■ The task:
Every entry in the listing below has to be given again exactly.
Segment Open
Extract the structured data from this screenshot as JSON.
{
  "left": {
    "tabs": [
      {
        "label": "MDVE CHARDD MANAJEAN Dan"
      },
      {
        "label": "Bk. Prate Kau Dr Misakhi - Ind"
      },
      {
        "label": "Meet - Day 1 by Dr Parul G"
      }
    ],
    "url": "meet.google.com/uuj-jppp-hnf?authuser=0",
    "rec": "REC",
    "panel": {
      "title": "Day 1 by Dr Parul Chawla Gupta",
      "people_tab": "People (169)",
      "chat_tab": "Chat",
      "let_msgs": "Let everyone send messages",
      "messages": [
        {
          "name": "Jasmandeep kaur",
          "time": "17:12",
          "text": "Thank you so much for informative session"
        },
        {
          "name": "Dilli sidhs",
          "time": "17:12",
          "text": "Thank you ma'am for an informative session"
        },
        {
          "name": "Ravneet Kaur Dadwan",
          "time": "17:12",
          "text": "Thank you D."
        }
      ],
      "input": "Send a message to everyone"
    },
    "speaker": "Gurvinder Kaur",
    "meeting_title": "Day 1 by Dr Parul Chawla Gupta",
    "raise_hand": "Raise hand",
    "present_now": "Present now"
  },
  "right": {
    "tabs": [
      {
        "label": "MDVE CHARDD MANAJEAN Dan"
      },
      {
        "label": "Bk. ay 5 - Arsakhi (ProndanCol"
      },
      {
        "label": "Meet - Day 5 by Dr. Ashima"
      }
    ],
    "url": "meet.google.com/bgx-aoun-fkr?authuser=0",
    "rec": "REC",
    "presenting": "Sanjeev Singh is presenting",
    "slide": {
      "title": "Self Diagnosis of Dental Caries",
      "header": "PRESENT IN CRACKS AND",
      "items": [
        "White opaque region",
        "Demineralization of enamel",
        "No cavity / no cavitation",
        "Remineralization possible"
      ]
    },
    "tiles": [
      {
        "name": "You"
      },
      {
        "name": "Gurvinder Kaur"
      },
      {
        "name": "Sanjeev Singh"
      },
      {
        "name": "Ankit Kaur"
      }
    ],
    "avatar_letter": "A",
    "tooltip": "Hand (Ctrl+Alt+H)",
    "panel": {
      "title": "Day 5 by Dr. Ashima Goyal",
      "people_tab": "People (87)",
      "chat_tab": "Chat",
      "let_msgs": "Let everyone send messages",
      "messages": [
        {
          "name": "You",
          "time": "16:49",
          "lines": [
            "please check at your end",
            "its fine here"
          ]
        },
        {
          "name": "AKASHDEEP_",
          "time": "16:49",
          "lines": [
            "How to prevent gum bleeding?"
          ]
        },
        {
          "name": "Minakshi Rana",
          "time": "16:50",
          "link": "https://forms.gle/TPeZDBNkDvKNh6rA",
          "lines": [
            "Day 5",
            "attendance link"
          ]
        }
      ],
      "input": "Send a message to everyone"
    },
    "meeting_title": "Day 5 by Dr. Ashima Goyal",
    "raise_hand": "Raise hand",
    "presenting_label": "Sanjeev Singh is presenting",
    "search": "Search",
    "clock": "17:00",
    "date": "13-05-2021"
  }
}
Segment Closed
■ Task solution:
Extract the structured data from this screenshot as JSON.
{
  "left": {
    "tabs": [
      {
        "label": "MDVE CHARDD MANAJEAN Dan"
      },
      {
        "label": "Bk. Prate Kau Dr Misakhi - Ind"
      },
      {
        "label": "Meet - Day 1 by Dr Parul G"
      }
    ],
    "url": "meet.google.com/uuj-jppp-hnf?authuser=0",
    "rec": "REC",
    "panel": {
      "title": "Day 1 by Dr Parul Chawla Gupta",
      "people_tab": "People (169)",
      "chat_tab": "Chat",
      "let_msgs": "Let everyone send messages",
      "messages": [
        {
          "name": "Jasmandeep kaur",
          "time": "17:12",
          "text": "Thank you so much for informative session"
        },
        {
          "name": "Dilli sidhs",
          "time": "17:12",
          "text": "Thank you ma'am for an informative session"
        },
        {
          "name": "Ravneet Kaur Dadwan",
          "time": "17:12",
          "text": "Thank you D."
        }
      ],
      "input": "Send a message to everyone"
    },
    "speaker": "Gurvinder Kaur",
    "meeting_title": "Day 1 by Dr Parul Chawla Gupta",
    "raise_hand": "Raise hand",
    "present_now": "Present now"
  },
  "right": {
    "tabs": [
      {
        "label": "MDVE CHARDD MANAJEAN Dan"
      },
      {
        "label": "Bk. ay 5 - Arsakhi (ProndanCol"
      },
      {
        "label": "Meet - Day 5 by Dr. Ashima"
      }
    ],
    "url": "meet.google.com/bgx-aoun-fkr?authuser=0",
    "rec": "REC",
    "presenting": "Sanjeev Singh is presenting",
    "slide": {
      "title": "Self Diagnosis of Dental Caries",
      "header": "PRESENT IN CRACKS AND",
      "items": [
        "White opaque region",
        "Demineralization of enamel",
        "No cavity / no cavitation",
        "Remineralization possible"
      ]
    },
    "tiles": [
      {
        "name": "You"
      },
      {
        "name": "Gurvinder Kaur"
      },
      {
        "name": "Sanjeev Singh"
      },
      {
        "name": "Ankit Kaur"
      }
    ],
    "avatar_letter": "A",
    "tooltip": "Hand (Ctrl+Alt+H)",
    "panel": {
      "title": "Day 5 by Dr. Ashima Goyal",
      "people_tab": "People (87)",
      "chat_tab": "Chat",
      "let_msgs": "Let everyone send messages",
      "messages": [
        {
          "name": "You",
          "time": "16:49",
          "lines": [
            "please check at your end",
            "its fine here"
          ]
        },
        {
          "name": "AKASHDEEP_",
          "time": "16:49",
          "lines": [
            "How to prevent gum bleeding?"
          ]
        },
        {
          "name": "Minakshi Rana",
          "time": "16:50",
          "link": "https://forms.gle/TPeZDBNkDvKNh6rA",
          "lines": [
            "Day 5",
            "attendance link"
          ]
        }
      ],
      "input": "Send a message to everyone"
    },
    "meeting_title": "Day 5 by Dr. Ashima Goyal",
    "raise_hand": "Raise hand",
    "presenting_label": "Sanjeev Singh is presenting",
    "search": "Search",
    "clock": "17:00",
    "date": "13-05-2021"
  }
}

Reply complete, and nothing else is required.